• ASSIGNMENT: Filter the entries for the string "structured". Copy each line that has it.

(Dataset rows describing interfaces)

--------------------

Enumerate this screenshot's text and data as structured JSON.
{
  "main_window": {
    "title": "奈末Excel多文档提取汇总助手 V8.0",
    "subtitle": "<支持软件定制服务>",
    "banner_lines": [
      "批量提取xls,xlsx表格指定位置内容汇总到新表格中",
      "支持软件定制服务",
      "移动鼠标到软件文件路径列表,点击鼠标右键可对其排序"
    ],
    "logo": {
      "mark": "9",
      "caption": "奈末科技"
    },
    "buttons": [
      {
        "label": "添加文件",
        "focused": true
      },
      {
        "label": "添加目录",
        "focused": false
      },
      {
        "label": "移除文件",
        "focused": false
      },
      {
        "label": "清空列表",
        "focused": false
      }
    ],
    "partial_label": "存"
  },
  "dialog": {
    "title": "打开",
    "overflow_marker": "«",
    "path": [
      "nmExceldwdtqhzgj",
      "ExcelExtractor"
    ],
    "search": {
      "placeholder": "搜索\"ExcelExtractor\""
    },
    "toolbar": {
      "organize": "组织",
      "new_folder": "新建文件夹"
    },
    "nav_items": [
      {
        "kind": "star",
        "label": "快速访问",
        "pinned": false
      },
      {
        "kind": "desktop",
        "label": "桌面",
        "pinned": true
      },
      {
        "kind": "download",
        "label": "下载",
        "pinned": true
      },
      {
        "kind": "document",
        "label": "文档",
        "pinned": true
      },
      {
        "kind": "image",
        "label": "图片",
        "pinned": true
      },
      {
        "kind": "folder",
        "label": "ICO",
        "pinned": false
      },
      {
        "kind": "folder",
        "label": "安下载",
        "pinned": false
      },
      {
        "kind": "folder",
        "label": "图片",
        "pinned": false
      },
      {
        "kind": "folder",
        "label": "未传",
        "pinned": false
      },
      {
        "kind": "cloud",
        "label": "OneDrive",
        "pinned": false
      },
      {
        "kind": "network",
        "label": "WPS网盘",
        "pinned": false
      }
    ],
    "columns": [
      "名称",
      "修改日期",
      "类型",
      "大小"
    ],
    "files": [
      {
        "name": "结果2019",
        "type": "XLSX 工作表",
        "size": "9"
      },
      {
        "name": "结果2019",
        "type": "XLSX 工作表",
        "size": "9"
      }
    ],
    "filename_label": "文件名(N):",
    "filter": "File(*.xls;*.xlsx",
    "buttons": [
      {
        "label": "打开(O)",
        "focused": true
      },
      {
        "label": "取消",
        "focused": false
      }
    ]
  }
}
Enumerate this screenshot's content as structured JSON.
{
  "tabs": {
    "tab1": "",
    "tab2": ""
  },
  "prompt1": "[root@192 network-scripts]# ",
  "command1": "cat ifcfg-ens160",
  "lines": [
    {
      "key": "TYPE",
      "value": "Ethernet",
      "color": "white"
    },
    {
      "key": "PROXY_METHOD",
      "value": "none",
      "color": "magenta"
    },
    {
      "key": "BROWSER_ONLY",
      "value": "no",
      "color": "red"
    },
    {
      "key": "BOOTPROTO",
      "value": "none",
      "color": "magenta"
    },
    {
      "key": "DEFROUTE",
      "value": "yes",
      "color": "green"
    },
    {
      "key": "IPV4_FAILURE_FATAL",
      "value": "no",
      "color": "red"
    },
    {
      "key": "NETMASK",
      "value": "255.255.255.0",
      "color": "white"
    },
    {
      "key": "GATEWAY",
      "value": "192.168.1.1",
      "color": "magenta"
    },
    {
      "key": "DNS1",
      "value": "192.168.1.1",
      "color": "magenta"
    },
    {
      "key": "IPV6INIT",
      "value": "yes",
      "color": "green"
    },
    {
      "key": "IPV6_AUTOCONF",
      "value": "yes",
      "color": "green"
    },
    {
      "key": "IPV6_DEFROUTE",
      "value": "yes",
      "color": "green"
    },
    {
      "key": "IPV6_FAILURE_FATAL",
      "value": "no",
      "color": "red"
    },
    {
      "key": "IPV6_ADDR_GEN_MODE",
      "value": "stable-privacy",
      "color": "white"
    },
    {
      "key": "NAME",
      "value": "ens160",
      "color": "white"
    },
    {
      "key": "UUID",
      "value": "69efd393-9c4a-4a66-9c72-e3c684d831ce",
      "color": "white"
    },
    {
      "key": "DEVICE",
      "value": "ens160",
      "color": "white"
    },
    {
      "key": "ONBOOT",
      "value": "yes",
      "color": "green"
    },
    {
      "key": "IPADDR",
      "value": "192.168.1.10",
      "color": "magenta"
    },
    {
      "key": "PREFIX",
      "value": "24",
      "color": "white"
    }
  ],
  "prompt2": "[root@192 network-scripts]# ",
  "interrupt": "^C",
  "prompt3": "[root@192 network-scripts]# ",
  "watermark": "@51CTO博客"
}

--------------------

• SOLVED PROBLEM:
Enumerate this screenshot's text and data as structured JSON.
Enumerate this screenshot's content as structured JSON.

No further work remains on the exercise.